Data extracted from a collection

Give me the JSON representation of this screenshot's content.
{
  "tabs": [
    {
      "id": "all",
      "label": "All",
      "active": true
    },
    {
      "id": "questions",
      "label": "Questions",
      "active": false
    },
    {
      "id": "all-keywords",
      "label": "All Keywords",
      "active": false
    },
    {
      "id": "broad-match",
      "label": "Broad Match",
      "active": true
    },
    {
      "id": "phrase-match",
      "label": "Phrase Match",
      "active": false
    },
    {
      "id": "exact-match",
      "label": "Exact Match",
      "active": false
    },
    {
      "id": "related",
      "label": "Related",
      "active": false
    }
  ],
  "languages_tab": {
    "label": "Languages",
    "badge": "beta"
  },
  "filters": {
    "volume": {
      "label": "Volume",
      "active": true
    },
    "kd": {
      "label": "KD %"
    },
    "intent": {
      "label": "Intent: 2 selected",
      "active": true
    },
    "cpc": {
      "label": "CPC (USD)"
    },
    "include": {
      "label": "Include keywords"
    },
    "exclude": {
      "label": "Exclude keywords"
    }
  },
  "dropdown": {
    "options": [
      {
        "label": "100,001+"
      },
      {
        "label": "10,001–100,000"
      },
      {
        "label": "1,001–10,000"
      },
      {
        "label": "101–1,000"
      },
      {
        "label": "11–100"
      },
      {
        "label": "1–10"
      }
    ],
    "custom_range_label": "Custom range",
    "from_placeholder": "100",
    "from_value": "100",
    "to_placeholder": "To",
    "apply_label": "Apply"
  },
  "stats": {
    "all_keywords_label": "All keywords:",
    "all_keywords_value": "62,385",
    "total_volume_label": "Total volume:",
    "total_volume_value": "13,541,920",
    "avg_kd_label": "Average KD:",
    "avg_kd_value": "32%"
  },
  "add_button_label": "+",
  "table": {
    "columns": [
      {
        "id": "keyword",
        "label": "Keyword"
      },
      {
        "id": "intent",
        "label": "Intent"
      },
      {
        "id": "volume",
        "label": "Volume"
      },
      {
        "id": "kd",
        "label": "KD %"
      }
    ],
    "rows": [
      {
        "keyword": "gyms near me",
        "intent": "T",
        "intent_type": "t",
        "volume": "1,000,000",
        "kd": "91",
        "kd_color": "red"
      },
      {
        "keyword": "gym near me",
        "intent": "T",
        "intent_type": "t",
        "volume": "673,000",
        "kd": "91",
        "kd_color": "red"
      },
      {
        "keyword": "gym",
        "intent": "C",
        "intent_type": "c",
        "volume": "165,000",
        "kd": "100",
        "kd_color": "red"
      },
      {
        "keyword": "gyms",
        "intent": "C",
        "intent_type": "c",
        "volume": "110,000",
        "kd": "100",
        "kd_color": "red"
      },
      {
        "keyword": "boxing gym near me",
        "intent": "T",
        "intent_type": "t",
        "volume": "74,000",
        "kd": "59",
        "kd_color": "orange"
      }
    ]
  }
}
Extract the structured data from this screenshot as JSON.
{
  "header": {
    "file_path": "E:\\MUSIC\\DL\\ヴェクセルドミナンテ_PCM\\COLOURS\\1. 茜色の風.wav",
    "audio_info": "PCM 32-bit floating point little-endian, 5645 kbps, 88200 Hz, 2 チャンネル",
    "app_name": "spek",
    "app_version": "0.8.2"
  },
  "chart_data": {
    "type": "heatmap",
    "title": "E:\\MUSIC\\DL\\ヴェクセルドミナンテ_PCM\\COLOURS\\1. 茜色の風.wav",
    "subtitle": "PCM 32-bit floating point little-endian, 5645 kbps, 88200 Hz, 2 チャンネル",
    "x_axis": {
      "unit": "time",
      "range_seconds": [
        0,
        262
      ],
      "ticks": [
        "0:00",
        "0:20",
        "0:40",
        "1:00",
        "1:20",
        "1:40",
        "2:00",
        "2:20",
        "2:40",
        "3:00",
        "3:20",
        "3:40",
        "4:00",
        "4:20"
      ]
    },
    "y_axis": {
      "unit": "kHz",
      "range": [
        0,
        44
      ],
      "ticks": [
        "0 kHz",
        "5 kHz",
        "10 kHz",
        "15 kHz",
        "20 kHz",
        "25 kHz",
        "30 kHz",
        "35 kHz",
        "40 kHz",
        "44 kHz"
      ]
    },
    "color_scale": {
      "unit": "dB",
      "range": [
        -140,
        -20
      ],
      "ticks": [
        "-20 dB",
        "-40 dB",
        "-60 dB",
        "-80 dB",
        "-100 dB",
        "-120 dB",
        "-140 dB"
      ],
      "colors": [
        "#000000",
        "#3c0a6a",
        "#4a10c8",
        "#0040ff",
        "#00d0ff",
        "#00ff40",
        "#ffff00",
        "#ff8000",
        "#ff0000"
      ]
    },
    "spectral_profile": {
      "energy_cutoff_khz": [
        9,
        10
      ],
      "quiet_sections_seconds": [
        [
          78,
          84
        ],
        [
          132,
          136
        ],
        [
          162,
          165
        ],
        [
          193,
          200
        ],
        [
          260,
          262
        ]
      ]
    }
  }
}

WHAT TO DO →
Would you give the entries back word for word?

WRITTEN ANSWER →
Give me the JSON representation of this screenshot's content.
{
  "tabs": [
    {
      "id": "all",
      "label": "All",
      "active": true
    },
    {
      "id": "questions",
      "label": "Questions",
      "active": false
    },
    {
      "id": "all-keywords",
      "label": "All Keywords",
      "active": false
    },
    {
      "id": "broad-match",
      "label": "Broad Match",
      "active": true
    },
    {
      "id": "phrase-match",
      "label": "Phrase Match",
      "active": false
    },
    {
      "id": "exact-match",
      "label": "Exact Match",
      "active": false
    },
    {
      "id": "related",
      "label": "Related",
      "active": false
    }
  ],
  "languages_tab": {
    "label": "Languages",
    "badge": "beta"
  },
  "filters": {
    "volume": {
      "label": "Volume",
      "active": true
    },
    "kd": {
      "label": "KD %"
    },
    "intent": {
      "label": "Intent: 2 selected",
      "active": true
    },
    "cpc": {
      "label": "CPC (USD)"
    },
    "include": {
      "label": "Include keywords"
    },
    "exclude": {
      "label": "Exclude keywords"
    }
  },
  "dropdown": {
    "options": [
      {
        "label": "100,001+"
      },
      {
        "label": "10,001–100,000"
      },
      {
        "label": "1,001–10,000"
      },
      {
        "label": "101–1,000"
      },
      {
        "label": "11–100"
      },
      {
        "label": "1–10"
      }
    ],
    "custom_range_label": "Custom range",
    "from_placeholder": "100",
    "from_value": "100",
    "to_placeholder": "To",
    "apply_label": "Apply"
  },
  "stats": {
    "all_keywords_label": "All keywords:",
    "all_keywords_value": "62,385",
    "total_volume_label": "Total volume:",
    "total_volume_value": "13,541,920",
    "avg_kd_label": "Average KD:",
    "avg_kd_value": "32%"
  },
  "add_button_label": "+",
  "table": {
    "columns": [
      {
        "id": "keyword",
        "label": "Keyword"
      },
      {
        "id": "intent",
        "label": "Intent"
      },
      {
        "id": "volume",
        "label": "Volume"
      },
      {
        "id": "kd",
        "label": "KD %"
      }
    ],
    "rows": [
      {
        "keyword": "gyms near me",
        "intent": "T",
        "intent_type": "t",
        "volume": "1,000,000",
        "kd": "91",
        "kd_color": "red"
      },
      {
        "keyword": "gym near me",
        "intent": "T",
        "intent_type": "t",
        "volume": "673,000",
        "kd": "91",
        "kd_color": "red"
      },
      {
        "keyword": "gym",
        "intent": "C",
        "intent_type": "c",
        "volume": "165,000",
        "kd": "100",
        "kd_color": "red"
      },
      {
        "keyword": "gyms",
        "intent": "C",
        "intent_type": "c",
        "volume": "110,000",
        "kd": "100",
        "kd_color": "red"
      },
      {
        "keyword": "boxing gym near me",
        "intent": "T",
        "intent_type": "t",
        "volume": "74,000",
        "kd": "59",
        "kd_color": "orange"
      }
    ]
  }
}
Extract the structured data from this screenshot as JSON.
{
  "header": {
    "file_path": "E:\\MUSIC\\DL\\ヴェクセルドミナンテ_PCM\\COLOURS\\1. 茜色の風.wav",
    "audio_info": "PCM 32-bit floating point little-endian, 5645 kbps, 88200 Hz, 2 チャンネル",
    "app_name": "spek",
    "app_version": "0.8.2"
  },
  "chart_data": {
    "type": "heatmap",
    "title": "E:\\MUSIC\\DL\\ヴェクセルドミナンテ_PCM\\COLOURS\\1. 茜色の風.wav",
    "subtitle": "PCM 32-bit floating point little-endian, 5645 kbps, 88200 Hz, 2 チャンネル",
    "x_axis": {
      "unit": "time",
      "range_seconds": [
        0,
        262
      ],
      "ticks": [
        "0:00",
        "0:20",
        "0:40",
        "1:00",
        "1:20",
        "1:40",
        "2:00",
        "2:20",
        "2:40",
        "3:00",
        "3:20",
        "3:40",
        "4:00",
        "4:20"
      ]
    },
    "y_axis": {
      "unit": "kHz",
      "range": [
        0,
        44
      ],
      "ticks": [
        "0 kHz",
        "5 kHz",
        "10 kHz",
        "15 kHz",
        "20 kHz",
        "25 kHz",
        "30 kHz",
        "35 kHz",
        "40 kHz",
        "44 kHz"
      ]
    },
    "color_scale": {
      "unit": "dB",
      "range": [
        -140,
        -20
      ],
      "ticks": [
        "-20 dB",
        "-40 dB",
        "-60 dB",
        "-80 dB",
        "-100 dB",
        "-120 dB",
        "-140 dB"
      ],
      "colors": [
        "#000000",
        "#3c0a6a",
        "#4a10c8",
        "#0040ff",
        "#00d0ff",
        "#00ff40",
        "#ffff00",
        "#ff8000",
        "#ff0000"
      ]
    },
    "spectral_profile": {
      "energy_cutoff_khz": [
        9,
        10
      ],
      "quiet_sections_seconds": [
        [
          78,
          84
        ],
        [
          132,
          136
        ],
        [
          162,
          165
        ],
        [
          193,
          200
        ],
        [
          260,
          262
        ]
      ]
    }
  }
}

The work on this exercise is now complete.